Go through the data below line by line. Give only the number of lines that contain "察看结果树".
+--
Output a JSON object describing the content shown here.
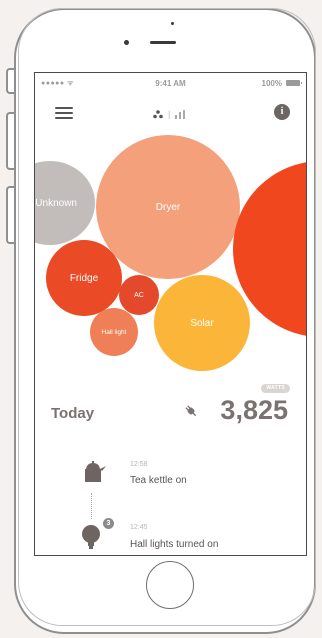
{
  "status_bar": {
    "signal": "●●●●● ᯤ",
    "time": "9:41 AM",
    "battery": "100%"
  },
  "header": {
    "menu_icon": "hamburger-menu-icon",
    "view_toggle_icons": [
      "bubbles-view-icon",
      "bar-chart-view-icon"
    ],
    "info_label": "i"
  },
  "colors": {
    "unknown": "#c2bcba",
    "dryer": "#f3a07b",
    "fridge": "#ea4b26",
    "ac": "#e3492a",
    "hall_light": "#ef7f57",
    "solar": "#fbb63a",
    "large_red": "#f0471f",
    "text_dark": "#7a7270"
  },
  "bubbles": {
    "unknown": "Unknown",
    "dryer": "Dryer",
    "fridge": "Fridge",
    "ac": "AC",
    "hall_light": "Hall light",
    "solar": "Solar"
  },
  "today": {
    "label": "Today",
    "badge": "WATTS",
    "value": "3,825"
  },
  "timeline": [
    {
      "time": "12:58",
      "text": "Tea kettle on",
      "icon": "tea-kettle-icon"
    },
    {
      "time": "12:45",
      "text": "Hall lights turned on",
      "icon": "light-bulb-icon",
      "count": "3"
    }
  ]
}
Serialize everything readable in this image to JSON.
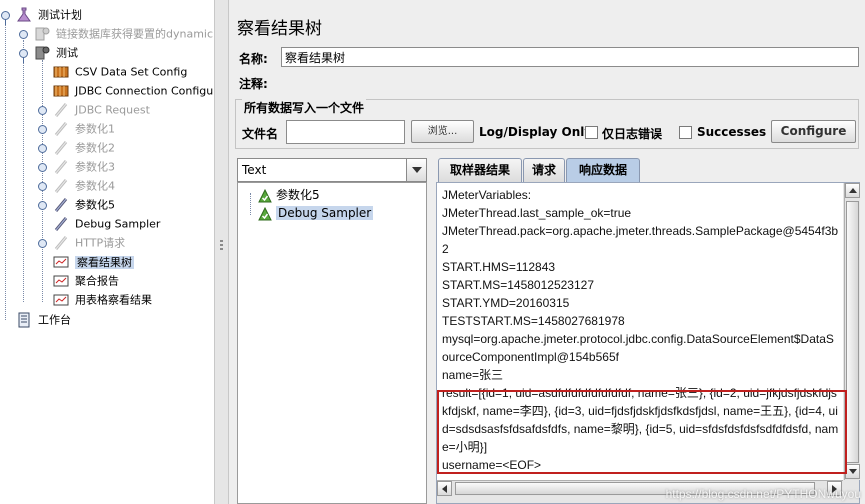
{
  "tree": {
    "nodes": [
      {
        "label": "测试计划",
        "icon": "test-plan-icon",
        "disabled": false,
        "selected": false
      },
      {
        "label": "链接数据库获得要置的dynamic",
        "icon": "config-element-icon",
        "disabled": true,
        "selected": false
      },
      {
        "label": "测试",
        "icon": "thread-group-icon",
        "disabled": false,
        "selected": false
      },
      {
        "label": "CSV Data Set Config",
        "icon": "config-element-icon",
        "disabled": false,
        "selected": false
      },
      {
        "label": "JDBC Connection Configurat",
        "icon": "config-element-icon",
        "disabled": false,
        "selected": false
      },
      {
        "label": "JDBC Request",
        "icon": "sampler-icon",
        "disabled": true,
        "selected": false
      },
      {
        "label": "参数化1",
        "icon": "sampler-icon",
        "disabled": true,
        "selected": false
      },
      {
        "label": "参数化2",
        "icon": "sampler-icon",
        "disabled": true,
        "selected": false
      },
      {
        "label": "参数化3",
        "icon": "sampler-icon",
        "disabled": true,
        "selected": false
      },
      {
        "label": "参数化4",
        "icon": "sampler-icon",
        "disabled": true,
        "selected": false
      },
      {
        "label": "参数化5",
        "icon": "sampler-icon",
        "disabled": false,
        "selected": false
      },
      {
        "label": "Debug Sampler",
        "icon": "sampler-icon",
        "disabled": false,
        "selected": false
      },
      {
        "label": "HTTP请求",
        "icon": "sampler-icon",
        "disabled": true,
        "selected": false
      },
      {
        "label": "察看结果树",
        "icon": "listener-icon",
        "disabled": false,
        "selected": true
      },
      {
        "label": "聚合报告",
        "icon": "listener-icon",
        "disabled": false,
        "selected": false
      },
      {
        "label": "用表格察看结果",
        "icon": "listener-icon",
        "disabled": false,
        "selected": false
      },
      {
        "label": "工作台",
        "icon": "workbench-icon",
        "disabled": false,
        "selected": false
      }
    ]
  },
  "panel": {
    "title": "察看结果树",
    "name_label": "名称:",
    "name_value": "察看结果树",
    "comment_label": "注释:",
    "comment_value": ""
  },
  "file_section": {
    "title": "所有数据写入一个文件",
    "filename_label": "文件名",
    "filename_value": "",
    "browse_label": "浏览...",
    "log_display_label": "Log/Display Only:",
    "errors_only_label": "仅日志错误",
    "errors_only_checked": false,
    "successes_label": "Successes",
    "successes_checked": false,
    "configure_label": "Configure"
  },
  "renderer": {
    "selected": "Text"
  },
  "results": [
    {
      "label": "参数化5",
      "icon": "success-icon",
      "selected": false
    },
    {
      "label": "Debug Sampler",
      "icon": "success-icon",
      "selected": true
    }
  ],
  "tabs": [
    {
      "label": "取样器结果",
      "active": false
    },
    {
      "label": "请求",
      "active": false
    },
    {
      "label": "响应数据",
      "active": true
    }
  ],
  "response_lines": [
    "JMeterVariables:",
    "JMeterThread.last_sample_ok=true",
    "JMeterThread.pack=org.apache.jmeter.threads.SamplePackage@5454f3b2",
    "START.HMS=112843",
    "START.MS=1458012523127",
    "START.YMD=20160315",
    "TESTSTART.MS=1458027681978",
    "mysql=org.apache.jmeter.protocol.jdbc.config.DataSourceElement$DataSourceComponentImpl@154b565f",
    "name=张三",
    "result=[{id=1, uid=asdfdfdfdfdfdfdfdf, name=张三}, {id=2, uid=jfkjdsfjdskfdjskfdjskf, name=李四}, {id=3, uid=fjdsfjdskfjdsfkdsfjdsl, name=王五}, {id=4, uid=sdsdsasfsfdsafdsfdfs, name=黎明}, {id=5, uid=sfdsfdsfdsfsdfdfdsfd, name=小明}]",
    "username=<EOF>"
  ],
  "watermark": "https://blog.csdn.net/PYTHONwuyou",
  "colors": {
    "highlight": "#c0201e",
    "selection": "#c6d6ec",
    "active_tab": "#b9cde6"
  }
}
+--
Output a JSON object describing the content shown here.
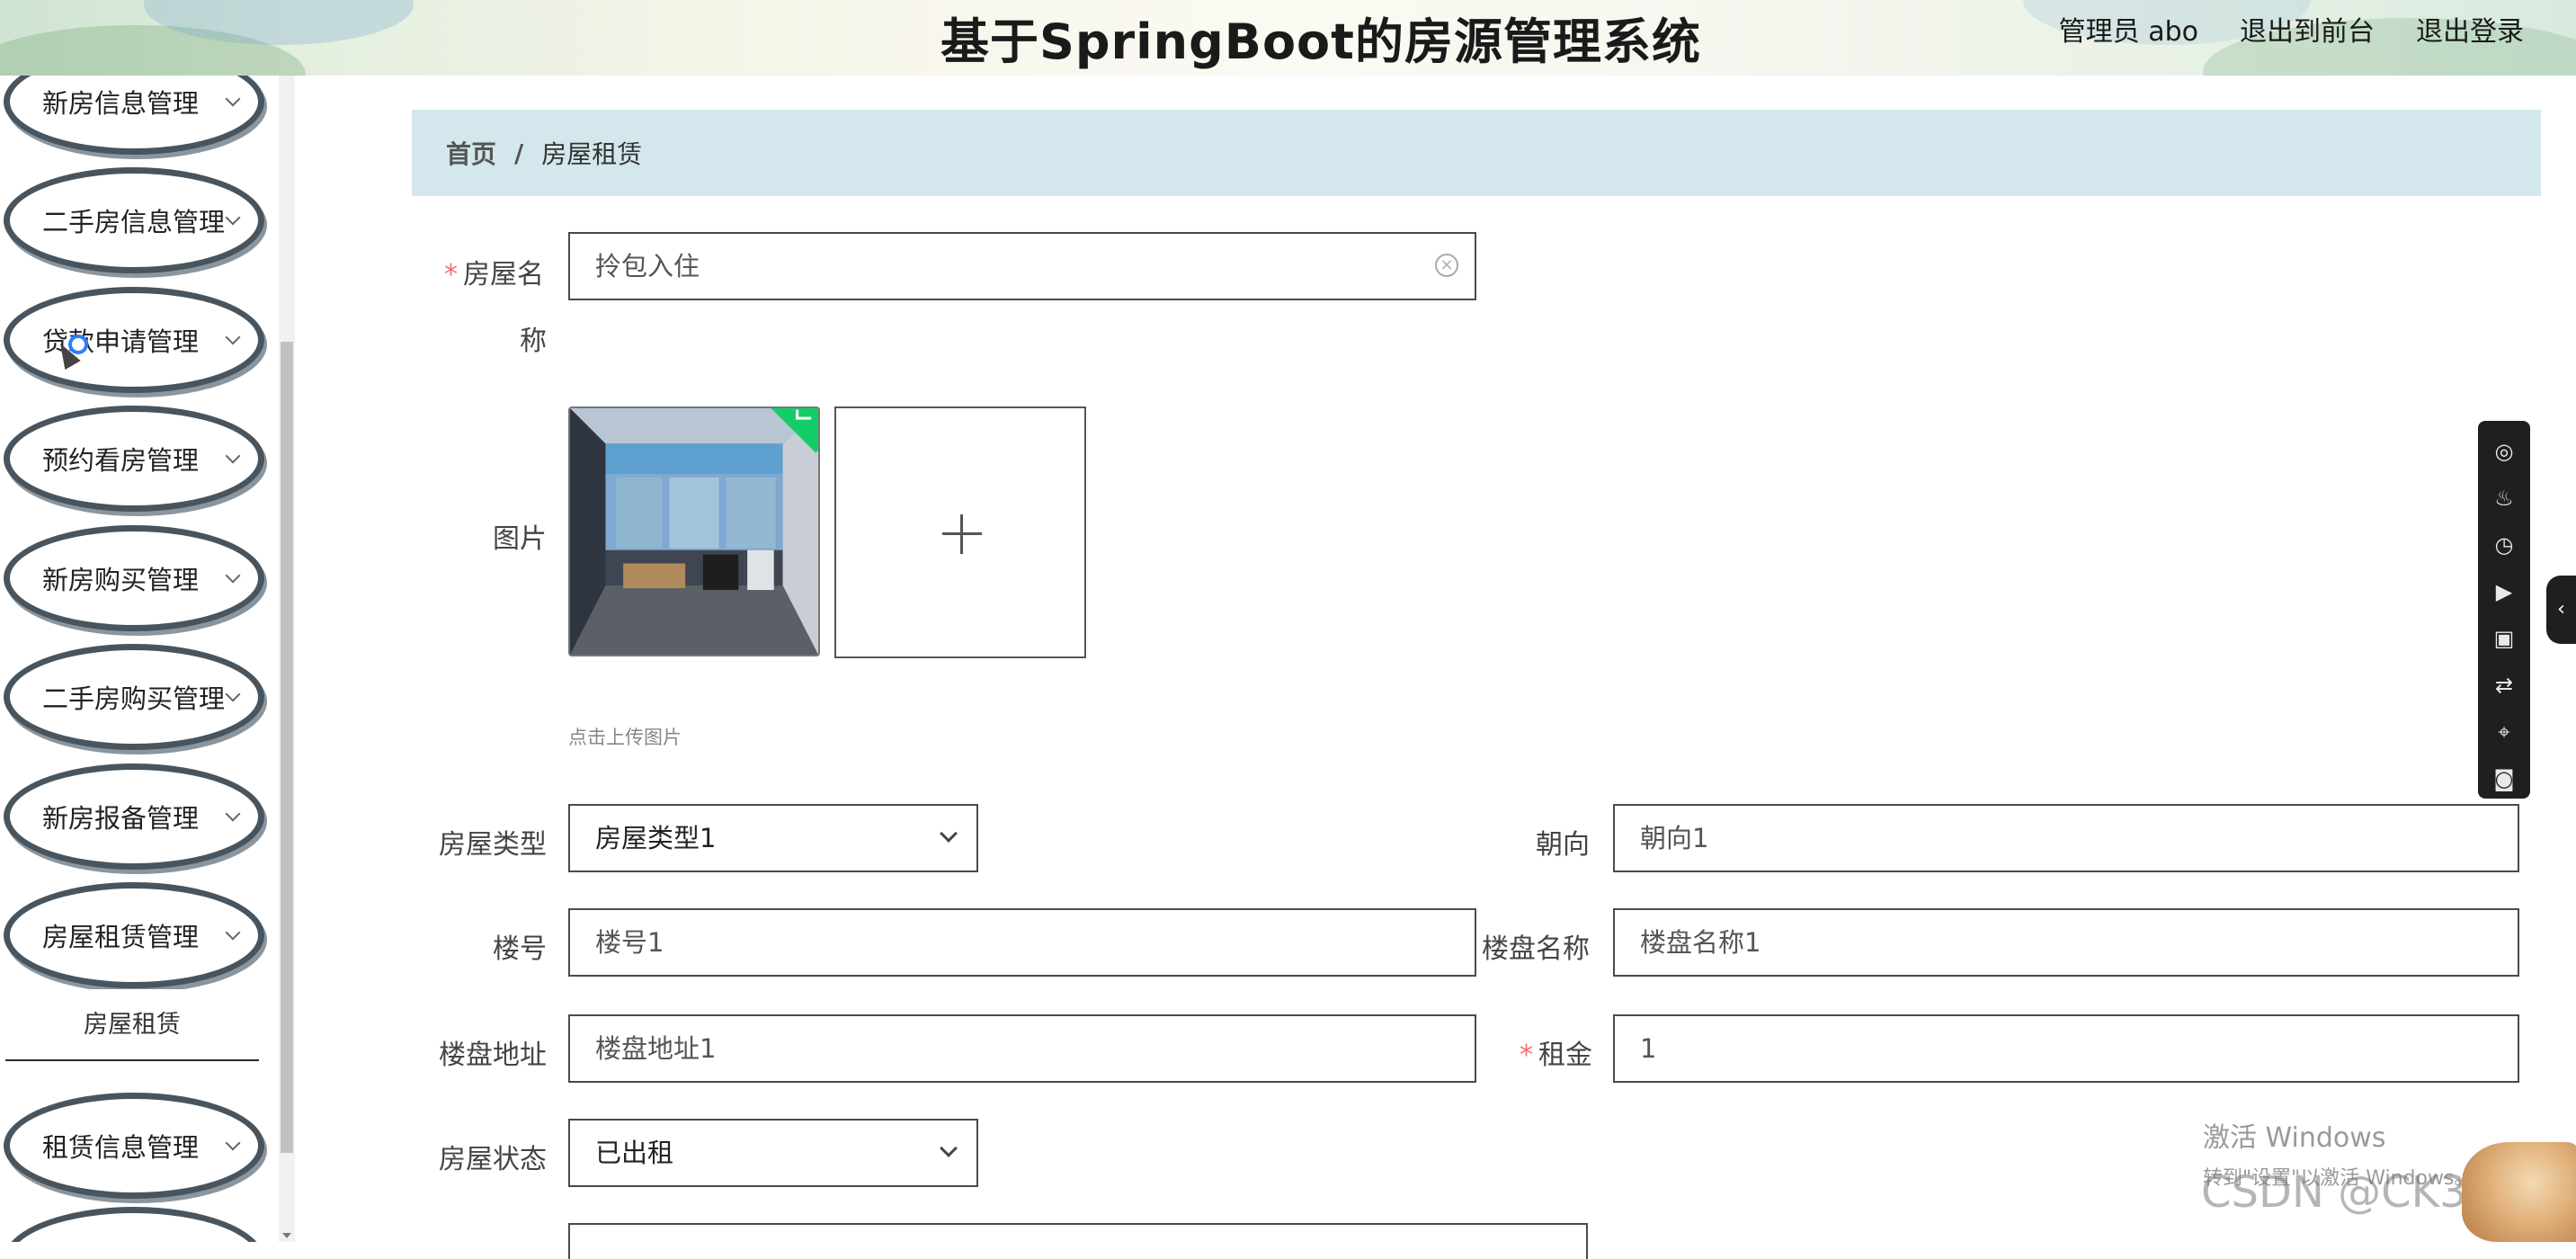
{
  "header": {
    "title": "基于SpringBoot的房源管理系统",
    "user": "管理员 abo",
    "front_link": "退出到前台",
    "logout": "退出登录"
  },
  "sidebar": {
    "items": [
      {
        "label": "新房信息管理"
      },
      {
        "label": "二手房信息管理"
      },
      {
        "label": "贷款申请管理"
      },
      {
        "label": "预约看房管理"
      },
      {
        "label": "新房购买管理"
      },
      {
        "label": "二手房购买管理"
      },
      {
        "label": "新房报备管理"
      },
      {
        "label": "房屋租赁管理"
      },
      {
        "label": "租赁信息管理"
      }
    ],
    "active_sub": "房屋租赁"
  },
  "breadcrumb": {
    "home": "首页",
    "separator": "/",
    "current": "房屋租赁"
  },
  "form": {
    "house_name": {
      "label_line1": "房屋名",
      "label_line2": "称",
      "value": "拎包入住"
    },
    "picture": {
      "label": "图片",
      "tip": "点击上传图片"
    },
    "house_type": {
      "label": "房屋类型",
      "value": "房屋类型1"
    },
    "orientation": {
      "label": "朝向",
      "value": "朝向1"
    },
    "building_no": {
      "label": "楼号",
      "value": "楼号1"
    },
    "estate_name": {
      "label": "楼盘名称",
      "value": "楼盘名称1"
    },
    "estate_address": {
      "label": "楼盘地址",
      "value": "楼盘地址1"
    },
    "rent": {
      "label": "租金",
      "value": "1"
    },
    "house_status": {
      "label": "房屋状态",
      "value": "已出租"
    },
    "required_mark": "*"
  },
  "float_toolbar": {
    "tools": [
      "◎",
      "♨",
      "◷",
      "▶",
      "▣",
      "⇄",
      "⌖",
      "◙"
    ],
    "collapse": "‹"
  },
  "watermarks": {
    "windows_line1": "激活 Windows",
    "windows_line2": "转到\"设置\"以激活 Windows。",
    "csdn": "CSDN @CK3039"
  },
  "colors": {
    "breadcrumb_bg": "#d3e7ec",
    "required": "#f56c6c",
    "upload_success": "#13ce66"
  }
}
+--
# Your solution
3